I have always enjoyed reading Zadie Smith’s books. They are complex and yet charming. At the same time, they leave you with lingering thoughts about the societies we live in and the nature of humans. I remember not enjoying, “White Teeth” the first time I read it. However, when I did read it the second time, I was captivated by her style of writing. The same happened with, “The Autograph Man”. I loved, “On Beauty” and her collection of essays, “Changing My Mind”. Now to her latest offering: NW.
“NW” – refers to North West London. The story revolves around its residents. The book is about their loves, sorrows, hypocrisies, ambitions, facades, prejudices and fears. The novel is about the four central characters on different rungs of the moralistic and social ladder. Each character is a world of their own in the book and that is what makes this book special and intriguing. This is perhaps Smith’s shortest book and yet with so many layers to it – almost like a Russian Doll, that never ceases to amaze you.

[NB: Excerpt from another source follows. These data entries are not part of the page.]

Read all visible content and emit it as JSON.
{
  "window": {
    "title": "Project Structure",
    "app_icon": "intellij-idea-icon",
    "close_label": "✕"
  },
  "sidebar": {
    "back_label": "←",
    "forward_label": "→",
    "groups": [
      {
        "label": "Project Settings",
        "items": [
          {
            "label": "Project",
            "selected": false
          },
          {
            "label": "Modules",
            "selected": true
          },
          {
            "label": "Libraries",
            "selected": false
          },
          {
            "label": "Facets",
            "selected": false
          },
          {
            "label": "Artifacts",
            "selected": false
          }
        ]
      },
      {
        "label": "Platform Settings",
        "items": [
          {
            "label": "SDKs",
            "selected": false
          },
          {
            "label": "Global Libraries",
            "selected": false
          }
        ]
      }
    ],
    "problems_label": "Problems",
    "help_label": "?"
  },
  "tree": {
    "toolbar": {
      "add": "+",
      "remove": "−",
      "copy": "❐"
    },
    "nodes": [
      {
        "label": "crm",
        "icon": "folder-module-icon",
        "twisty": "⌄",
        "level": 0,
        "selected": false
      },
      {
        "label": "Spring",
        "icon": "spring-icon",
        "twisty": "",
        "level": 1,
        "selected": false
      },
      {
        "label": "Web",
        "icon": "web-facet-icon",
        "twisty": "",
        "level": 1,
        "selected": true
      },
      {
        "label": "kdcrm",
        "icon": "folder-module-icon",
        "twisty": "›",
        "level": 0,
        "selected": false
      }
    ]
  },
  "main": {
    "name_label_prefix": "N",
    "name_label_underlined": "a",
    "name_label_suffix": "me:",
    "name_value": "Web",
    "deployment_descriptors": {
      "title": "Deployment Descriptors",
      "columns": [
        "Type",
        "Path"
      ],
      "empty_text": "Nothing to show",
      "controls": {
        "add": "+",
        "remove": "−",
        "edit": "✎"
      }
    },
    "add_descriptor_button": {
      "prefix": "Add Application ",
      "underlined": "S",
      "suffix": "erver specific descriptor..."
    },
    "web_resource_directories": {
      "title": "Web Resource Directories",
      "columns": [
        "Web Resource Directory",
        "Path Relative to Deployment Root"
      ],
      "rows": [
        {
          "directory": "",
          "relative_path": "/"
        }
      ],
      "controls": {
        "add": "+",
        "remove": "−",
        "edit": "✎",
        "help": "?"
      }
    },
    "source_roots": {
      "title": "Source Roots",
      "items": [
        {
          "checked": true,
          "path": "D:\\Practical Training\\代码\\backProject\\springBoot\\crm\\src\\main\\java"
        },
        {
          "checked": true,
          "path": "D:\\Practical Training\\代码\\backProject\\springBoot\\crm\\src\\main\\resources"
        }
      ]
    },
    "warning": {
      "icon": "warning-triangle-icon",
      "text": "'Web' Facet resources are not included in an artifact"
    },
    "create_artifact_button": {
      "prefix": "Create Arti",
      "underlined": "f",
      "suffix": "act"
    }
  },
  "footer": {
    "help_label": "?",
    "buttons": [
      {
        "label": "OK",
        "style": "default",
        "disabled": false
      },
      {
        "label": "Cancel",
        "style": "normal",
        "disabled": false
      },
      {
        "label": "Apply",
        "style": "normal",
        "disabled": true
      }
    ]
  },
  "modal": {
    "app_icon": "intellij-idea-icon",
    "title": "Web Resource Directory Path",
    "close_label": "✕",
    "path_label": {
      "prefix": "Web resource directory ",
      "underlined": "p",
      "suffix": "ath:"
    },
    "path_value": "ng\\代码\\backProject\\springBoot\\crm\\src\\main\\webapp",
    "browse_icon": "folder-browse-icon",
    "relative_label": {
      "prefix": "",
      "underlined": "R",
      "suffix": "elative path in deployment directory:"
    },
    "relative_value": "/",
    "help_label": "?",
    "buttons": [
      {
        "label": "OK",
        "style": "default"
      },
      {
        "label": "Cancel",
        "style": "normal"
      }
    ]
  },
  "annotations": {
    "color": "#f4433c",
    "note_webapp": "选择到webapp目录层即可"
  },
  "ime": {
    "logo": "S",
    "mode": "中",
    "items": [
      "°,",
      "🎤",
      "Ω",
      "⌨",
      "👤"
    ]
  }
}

Leah Hanwell is married to an African named Michel. She has a troubled marriage and shares a love/hate relationship with her husband. There is then her friend Natalie (formerly known as Keisha), who is trying to grapple with her present and stick on to the past in the form of Leah. Nathan, Leah’s childhood friend is the third major character who is a weed-smoking, almost jobless wastrel. He feels that Leah and he are now worlds apart and cannot connect anymore. Felix Cooper is the fourth major character of the book who craves for a better life than the one he is leading right now. Their lives converge and that takes the book forward.
What appealed to me the most about the book besides the plot was the writing and the way the characters were sketched. The characters are real. They are not sentimental or emotional. They are human and display emotions in an understated manner. The writing is unconventional and fragmented and maybe it is not everyone’s cup of tea, but it definitely worked for me.
“NW” has been written by Smith after seven long years. The story when looked at it from that perspective almost seems fresh and that I attribute only to her writing, which is razor-sharp, taut and amusing at most times.
“NW” is all about people trying to make sense of their lives, when directionless and sometimes lost on hope. There is a lot going on in the book and at the same time, Zadie Smith allows you to take it all in and rest a little with your thoughts and emotions. It was a cracker of a read for me this year and I will definitely re-read it sometime later.